We wanted to use an immersive technology like AR/VR/MR for good together with digital game based learning to enhance the learning experience and help students retain things in a less stressful and playful way.
Problem Statement
To build an accessible learning experience for kids diagnosed with dyslexia between the age of 3-6 years. To help kids be less stressed mentally while learning to read and write alphabets.
Challenges in a classroom setup
There are specific set of challenges faced by dyslexic children in a classroom setup:
1. Manual Learning: Lack of multimedia based interaction to address learnability issues.
2.Individual learning approach: Teachers are less focused on students who have dyslexia in a classroom setup.
3. Less variation in learning: Lack of use of variety of senses such as seeing, hearing, talking, and touching.
Our Solution
To build an augmented reality game-based alphabet learning application for kids between age 3-6 years by augmenting the real world objects around them. The application would help students learn alphabets with phonetics and associated real world objects, identify and differentiate between alphabets and write them.
Why Augmented Reality?
We did a qualitative research on ways and methods adopted to help dyslexic kids learn faster like the Orton Gillingham method and the Wilson Method. We studied the online videos available  for teachers to pick out the key components that are very important while helping in dyslexia.
We realized thats supporting these methods with augmented reality for multi-sensory learning (Kinesthetics, Visual, Tactile, Phonetics) coupled with game based learning would help students get accurate and faster in alphabet identification
User Journey Mapping
Potential users: Kids who find it difficult to read, learn and identify alphabets.
The idea is to build an application that augments the alphabet cards/alphabet book with 3D holograms and support the phonetic learning through sound assistance. It will have 3 main features:
1. Learning about the shape and usage of alphabet
2. Identification of alphabets after learning through games
3. Learning to draw the alphabets through guidance
Lo-Fi Sketches
Introducing JoJo - the voice assistant
‍To help the students engage and navigate better with the learning and games, we introduced a cute animated hippo!
The main reasons behind having a voice assistant are:
1. Help students navigate between different parts of the application
2.Lower the burden of reading instructions for dyslexic kids
3.Give a comfortable learning experience through their "Friend- JoJo"
Technology decisions

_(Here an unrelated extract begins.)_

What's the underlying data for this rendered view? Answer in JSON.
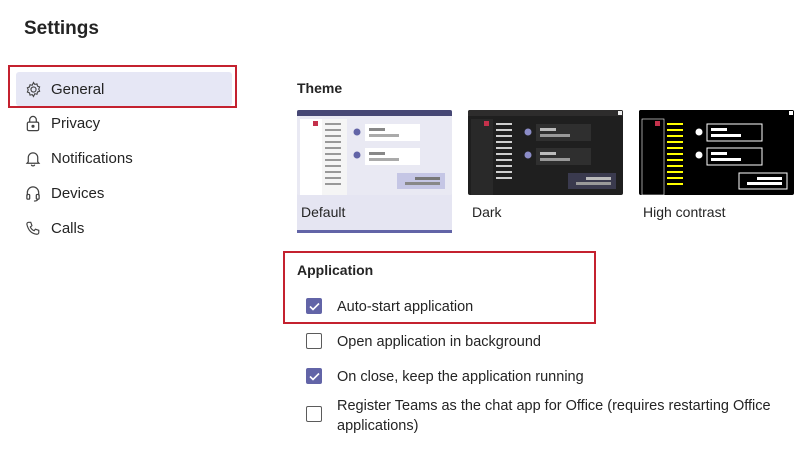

1. The application is developed in Unity and tested on an android and iOS mobile device
2. To enable enhancements on a book/alphabet card, we decided to go for a marker-based approach in Vuforia

*This project was carried out during COVID-19 and therefore our plan of enabling the application on Hololens could not go through.

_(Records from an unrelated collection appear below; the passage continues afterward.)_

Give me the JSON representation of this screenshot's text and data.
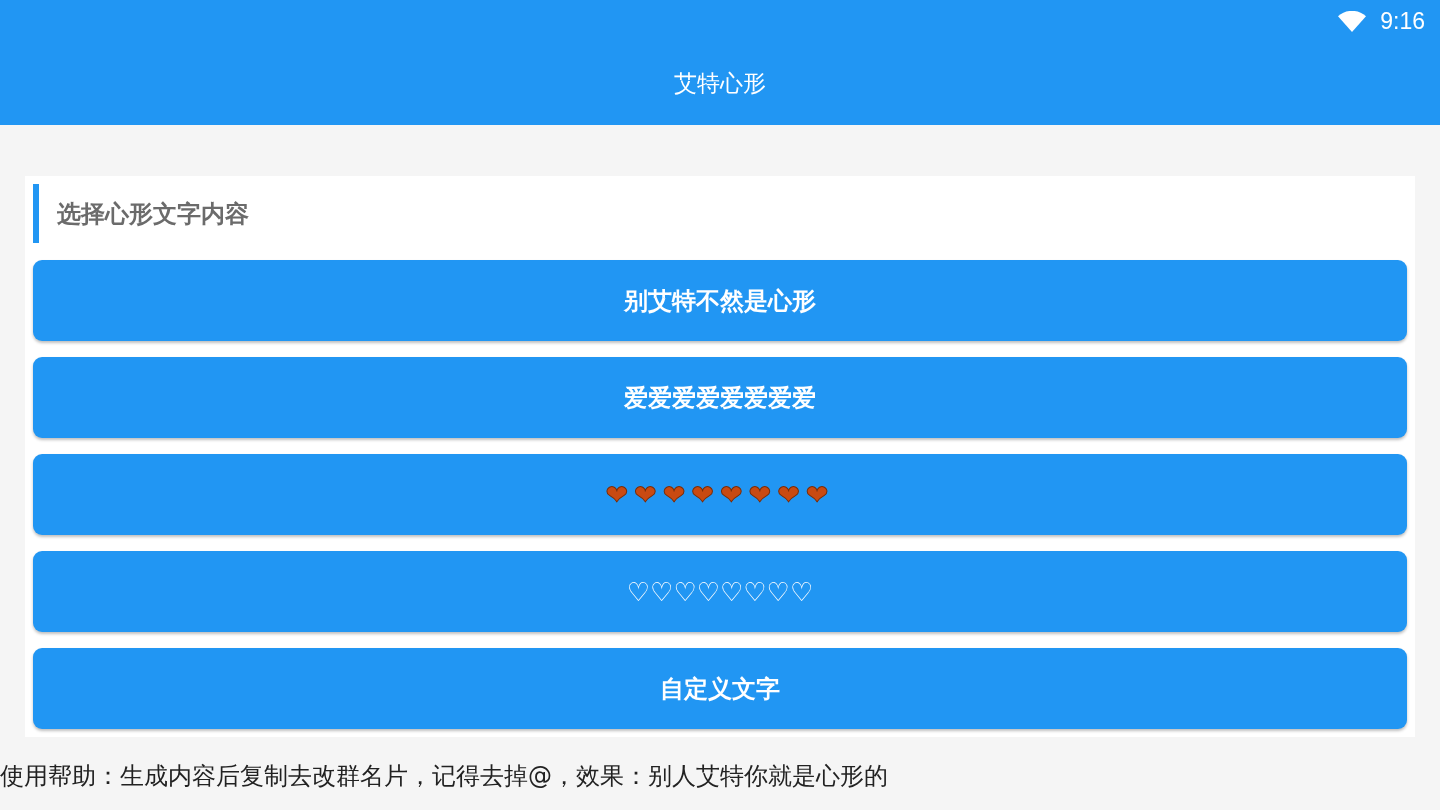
{
  "status_bar": {
    "time": "9:16"
  },
  "app_bar": {
    "title": "艾特心形"
  },
  "section": {
    "title": "选择心形文字内容",
    "options": [
      {
        "kind": "text",
        "label": "别艾特不然是心形"
      },
      {
        "kind": "text",
        "label": "爱爱爱爱爱爱爱爱"
      },
      {
        "kind": "emoji",
        "label": "❤❤❤❤❤❤❤❤"
      },
      {
        "kind": "symbol",
        "label": "♡♡♡♡♡♡♡♡"
      },
      {
        "kind": "text",
        "label": "自定义文字"
      }
    ]
  },
  "help_text": "使用帮助：生成内容后复制去改群名片，记得去掉@，效果：别人艾特你就是心形的"
}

High Fidelity prototype and interactions
2D menu and instructions: The game starts with a 2D menu with an introduction by a friendly assistant JoJo. JoJo guides the user to the different sections of the application like Learn, Play and draw.

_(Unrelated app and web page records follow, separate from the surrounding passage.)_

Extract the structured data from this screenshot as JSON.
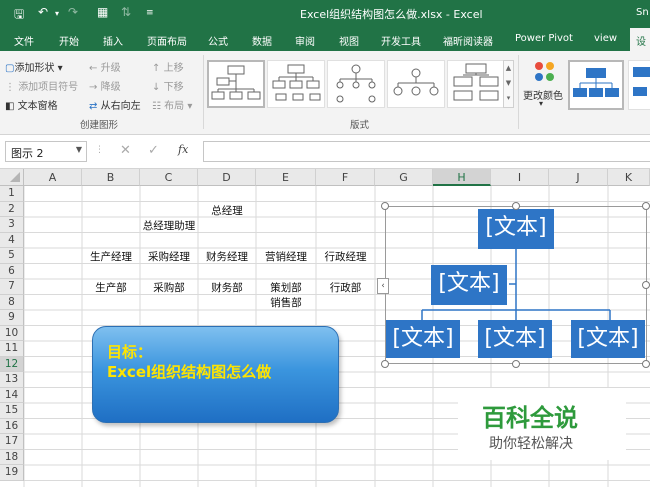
{
  "window": {
    "title": "Excel组织结构图怎么做.xlsx - Excel",
    "user_partial": "Sn"
  },
  "tabs": [
    "文件",
    "开始",
    "插入",
    "页面布局",
    "公式",
    "数据",
    "审阅",
    "视图",
    "开发工具",
    "福昕阅读器",
    "Power Pivot",
    "view",
    "设"
  ],
  "active_tab_index": 12,
  "ribbon": {
    "create_graphic": {
      "add_shape": "添加形状",
      "add_bullet": "添加项目符号",
      "text_pane": "文本窗格",
      "promote": "升级",
      "demote": "降级",
      "right_to_left": "从右向左",
      "move_up": "上移",
      "move_down": "下移",
      "layout": "布局",
      "group_label": "创建图形"
    },
    "layouts_group_label": "版式",
    "change_colors": "更改颜色"
  },
  "formula_bar": {
    "name_box": "图示 2",
    "fx": "fx"
  },
  "sheet": {
    "columns": [
      "A",
      "B",
      "C",
      "D",
      "E",
      "F",
      "G",
      "H",
      "I",
      "J",
      "K"
    ],
    "rows": [
      "1",
      "2",
      "3",
      "4",
      "5",
      "6",
      "7",
      "8",
      "9",
      "10",
      "11",
      "12",
      "13",
      "14",
      "15",
      "16",
      "17",
      "18",
      "19"
    ],
    "selected_column": "H",
    "selected_row": "12",
    "cells": {
      "D2": "总经理",
      "C3": "总经理助理",
      "B5": "生产经理",
      "C5": "采购经理",
      "D5": "财务经理",
      "E5": "营销经理",
      "F5": "行政经理",
      "B7": "生产部",
      "C7": "采购部",
      "D7": "财务部",
      "E7": "策划部",
      "F7": "行政部",
      "E8": "销售部"
    }
  },
  "smartart": {
    "top": "[文本]",
    "assistant": "[文本]",
    "children": [
      "[文本]",
      "[文本]",
      "[文本]"
    ],
    "color": "#2e75c6"
  },
  "callout": {
    "line1": "目标：",
    "line2": "Excel组织结构图怎么做"
  },
  "watermark": {
    "title": "百科全说",
    "subtitle": "助你轻松解决",
    "color": "#2e9a3c"
  }
}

You can listen to JOJO's instructions in the final video attached.
Dragging/dropping and success/failure animations: To test students' capability to identify the learned alphabet, they are asked to drag and drop the associated 3D hologram into the ring options. Based on the answer the application reacts gently with animations of right and wrong answer.
Shooting with a ball: For letter identification, the application is supported with physics enabled bowling game. The students' are asked to shoot the associated hologram to the right letter glasses.
The right and wrong answer are distinguished with sounds.
Drawing: The students can reference the drawing technique animation and try drawing with a physical marker.
Final video
Reflection and learnings